The morning sun had been up for some hours over the city of David. Already pilgrims and visitors were pouring in through the gates, mingling with merchants from the villages round about, with shepherds coming down from the hills, and the gnarled streets were crowded.
There were the aged, stooped with years, muttering to themselves as they pushed through the throngs, and there were children playing in the streets, calling to each other in shrill voices. There were men and women too, carrying burdens, baskets of vegetables, casks of wine, water bags. And there were tradesmen with their tools. Here a donkey stood sleepily beneath his burden in the sunlight. And there, under a narrow canopy, a merchant shouted his wares in a pavement stall.
It was not easy to make one's way through the crowd. But it was especially difficult for a procession that started out from the governor's palace. At its head rode a Roman centurion, disdainful and aloof, scorn for the like of child or cripple who might be in his way. His lips curled in thin lines of contempt as he watched through eyes the shouting, jeering crowd.
Before him went two legionnaires, clearing the crowd aside as best they could with curses and careless blows. The procession moved at a snail's pace. The soldiers tried to keep step, but it was evident that the centurion guards did not relish this routine task that came to them every now and then in the government of this troublesome province. The sunlight glanced on the spears and helmets of the soldiers. There was a rhythmic clanking of steel as their shields touched their belt buckles and the scabbards of their swords.

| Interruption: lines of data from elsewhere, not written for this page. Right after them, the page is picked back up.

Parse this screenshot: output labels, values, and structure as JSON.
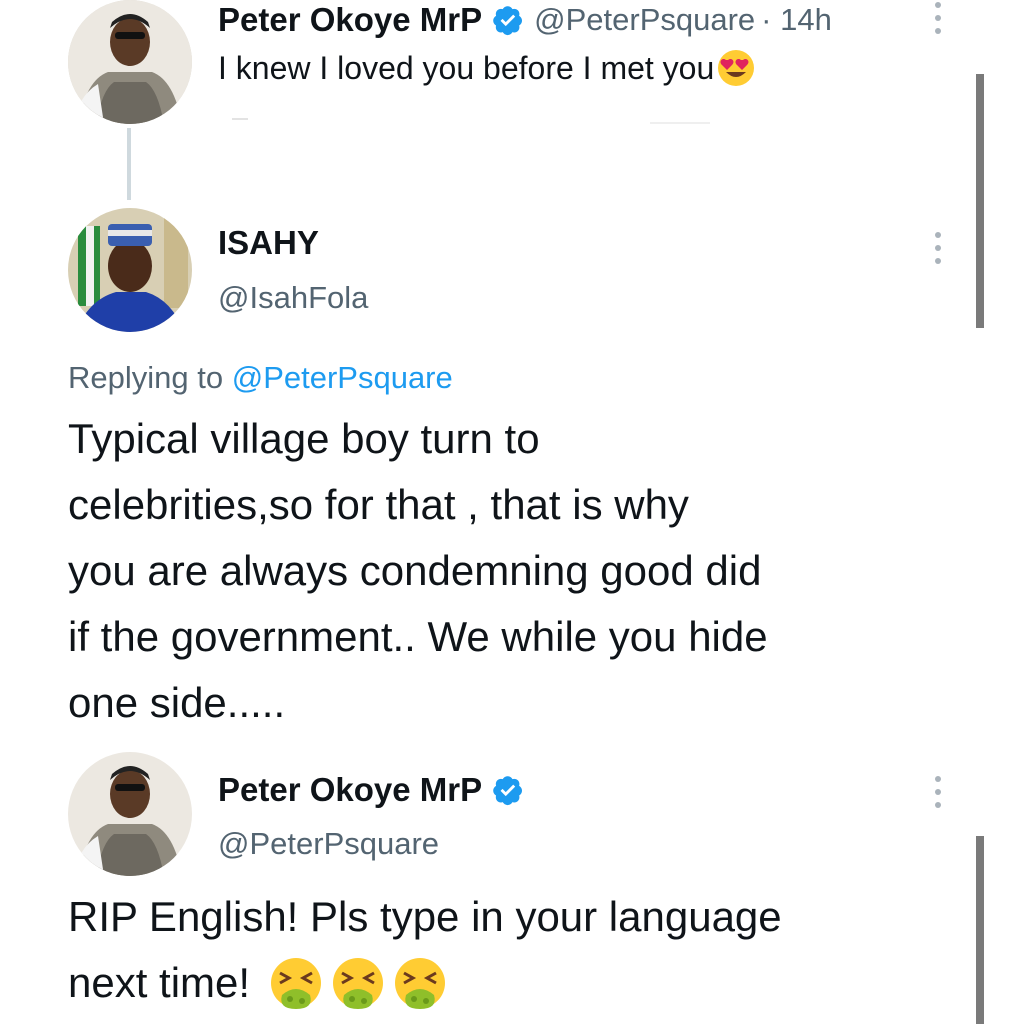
{
  "tweet1": {
    "name": "Peter Okoye MrP",
    "handle": "@PeterPsquare",
    "time": "· 14h",
    "text": "I knew I loved you before I met you",
    "emoji": "smiling-face-with-heart-eyes"
  },
  "tweet2": {
    "name": "ISAHY",
    "handle": "@IsahFola",
    "replying_prefix": "Replying to",
    "replying_to": "@PeterPsquare",
    "lines": [
      "Typical village boy turn to",
      "celebrities,so for that , that is why",
      "you are always condemning good did",
      "if the government.. We while you hide",
      "one side....."
    ]
  },
  "tweet3": {
    "name": "Peter Okoye MrP",
    "handle": "@PeterPsquare",
    "lines": [
      "RIP English! Pls type in your language",
      "next time!"
    ],
    "emojis": [
      "nauseated-face",
      "nauseated-face",
      "nauseated-face"
    ]
  },
  "colors": {
    "verified": "#1d9bf0",
    "handle": "#536471",
    "reply_link": "#1d9bf0",
    "text": "#0f1419"
  }
}
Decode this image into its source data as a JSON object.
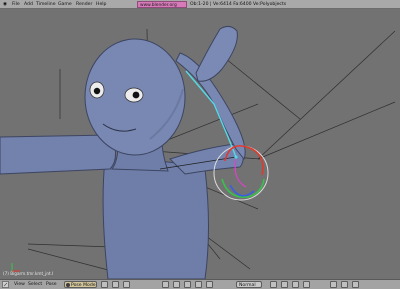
{
  "menubar": {
    "items": [
      "File",
      "Add",
      "Timeline",
      "Game",
      "Render",
      "Help"
    ],
    "file_tab": "www.blender.org 243",
    "stats": "Ob:1-20 | Ve:6414 Fa:6400 Ve:Polyobjects"
  },
  "viewport": {
    "label": "(7) Bigarm.tmr.kmt_jnt.l"
  },
  "header": {
    "view": "View",
    "select": "Select",
    "pose": "Pose",
    "mode": "Pose Mode",
    "orientation": "Normal"
  },
  "colors": {
    "background": "#727272",
    "character": "#7585b0",
    "bone_selected": "#56d9e6",
    "manipulator_red": "#e03a2d",
    "manipulator_green": "#38c24c",
    "manipulator_blue": "#3a5ee0"
  }
}
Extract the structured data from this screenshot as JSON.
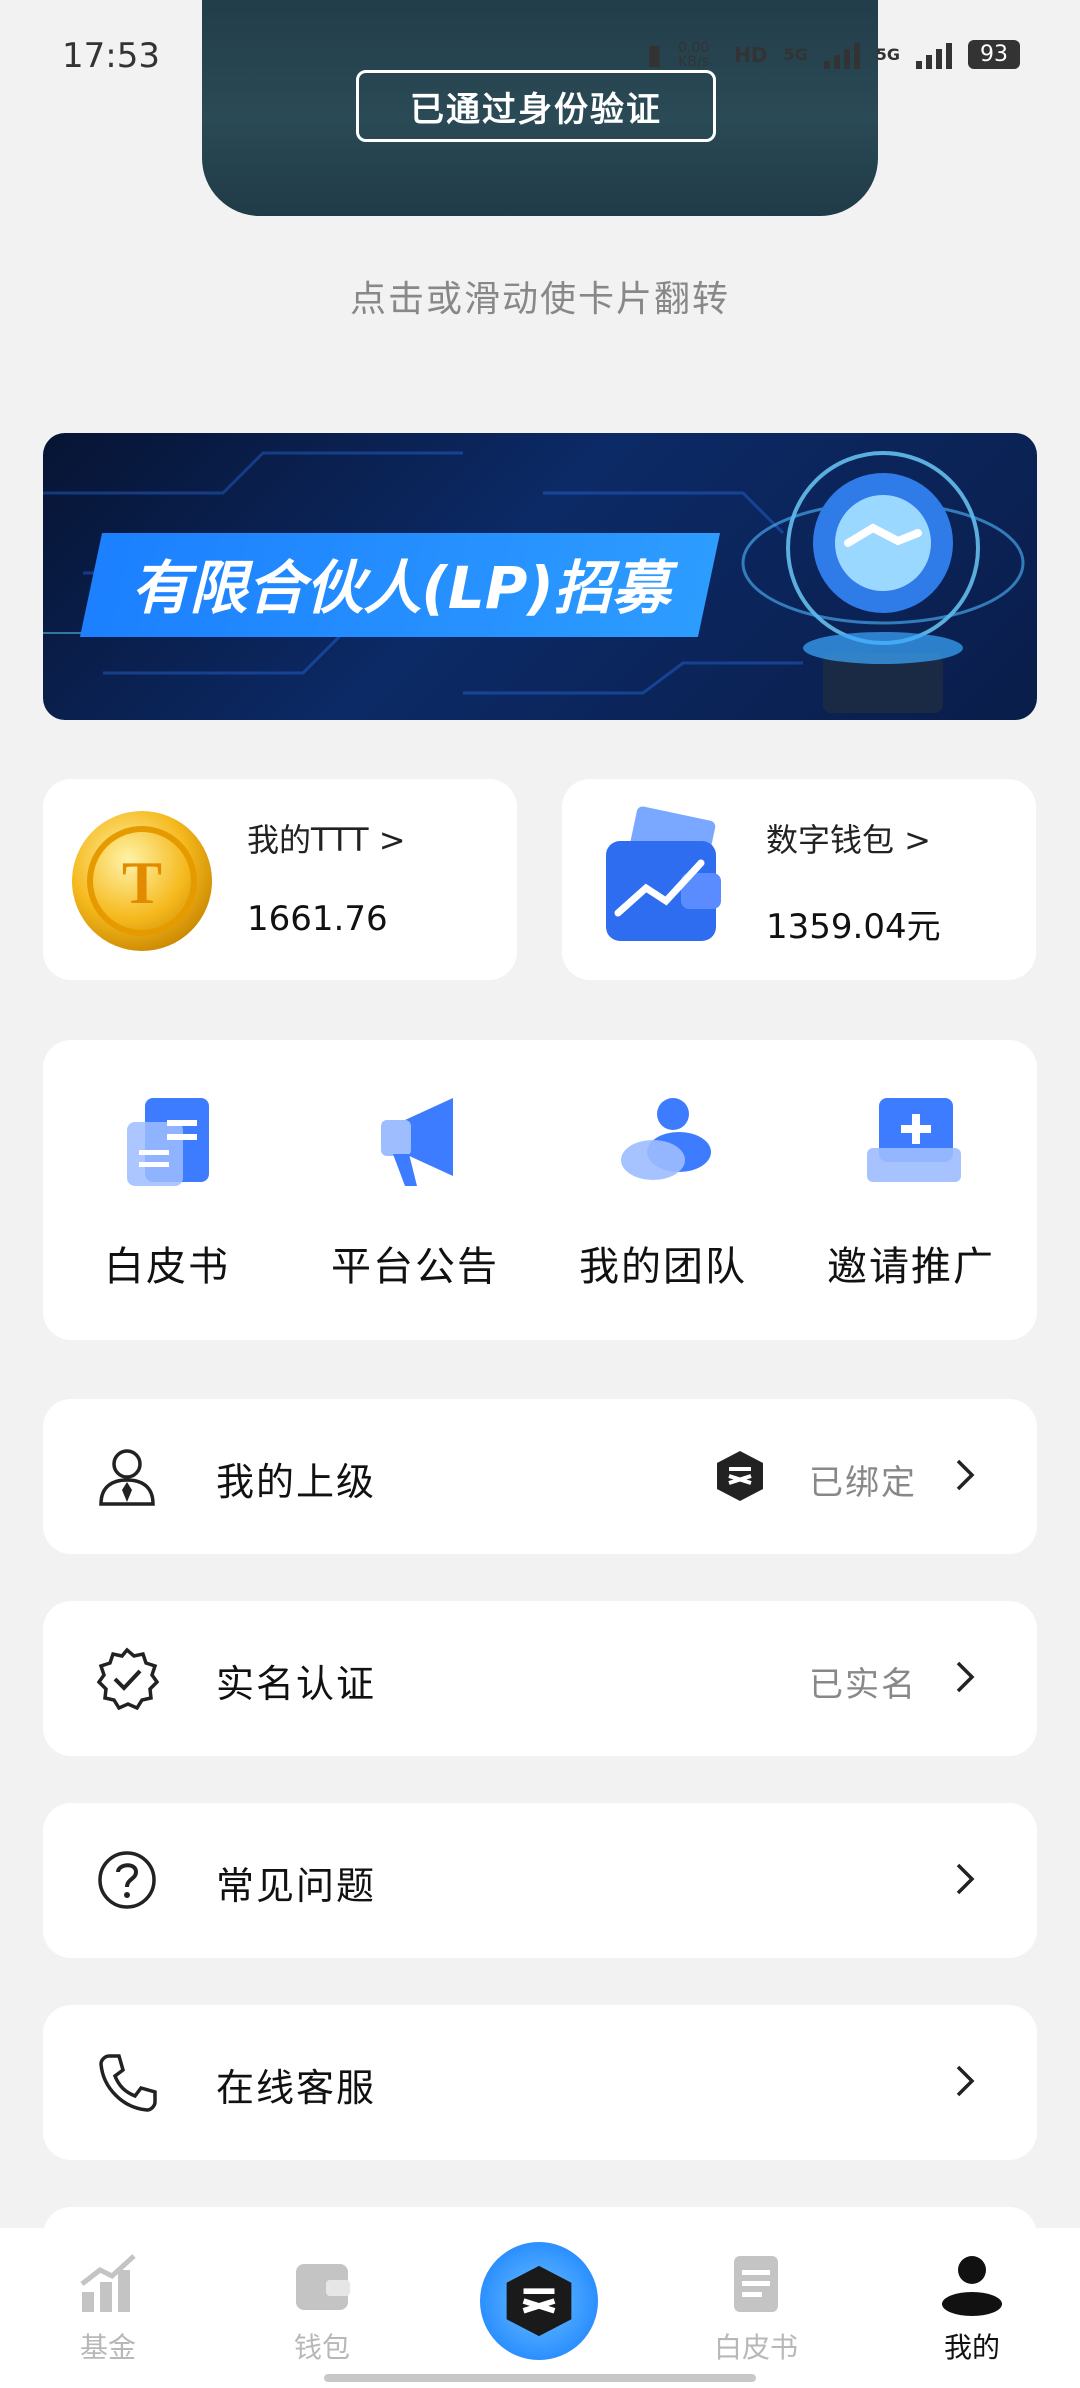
{
  "status_bar": {
    "time": "17:53",
    "speed": "0.00 KB/s",
    "network1": "5G",
    "network2": "5G",
    "battery": "93"
  },
  "id_card": {
    "verified_label": "已通过身份验证",
    "flip_hint": "点击或滑动使卡片翻转"
  },
  "banner": {
    "title": "有限合伙人(LP)招募"
  },
  "assets": [
    {
      "label": "我的TTT >",
      "value": "1661.76",
      "icon": "gold-coin-icon"
    },
    {
      "label": "数字钱包 >",
      "value": "1359.04元",
      "icon": "wallet-icon"
    }
  ],
  "quick_actions": [
    {
      "label": "白皮书",
      "icon": "document-icon"
    },
    {
      "label": "平台公告",
      "icon": "megaphone-icon"
    },
    {
      "label": "我的团队",
      "icon": "team-icon"
    },
    {
      "label": "邀请推广",
      "icon": "invite-icon"
    }
  ],
  "menu": [
    {
      "label": "我的上级",
      "status": "已绑定",
      "icon": "person-icon"
    },
    {
      "label": "实名认证",
      "status": "已实名",
      "icon": "verified-badge-icon"
    },
    {
      "label": "常见问题",
      "status": "",
      "icon": "question-icon"
    },
    {
      "label": "在线客服",
      "status": "",
      "icon": "phone-icon"
    }
  ],
  "bottom_nav": [
    {
      "label": "基金",
      "icon": "chart-icon",
      "active": false
    },
    {
      "label": "钱包",
      "icon": "wallet-icon",
      "active": false
    },
    {
      "label": "",
      "icon": "app-logo-icon",
      "active": false
    },
    {
      "label": "白皮书",
      "icon": "document-icon",
      "active": false
    },
    {
      "label": "我的",
      "icon": "user-icon",
      "active": true
    }
  ],
  "colors": {
    "accent_blue": "#2d8cff",
    "card_dark": "#203a46",
    "inactive_nav": "#b8b8b8"
  }
}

Between the two files of soldiers staggered three condemned men each carrying a heavy bar of wood with ...
This sermon is available to PreachingToday.com members only.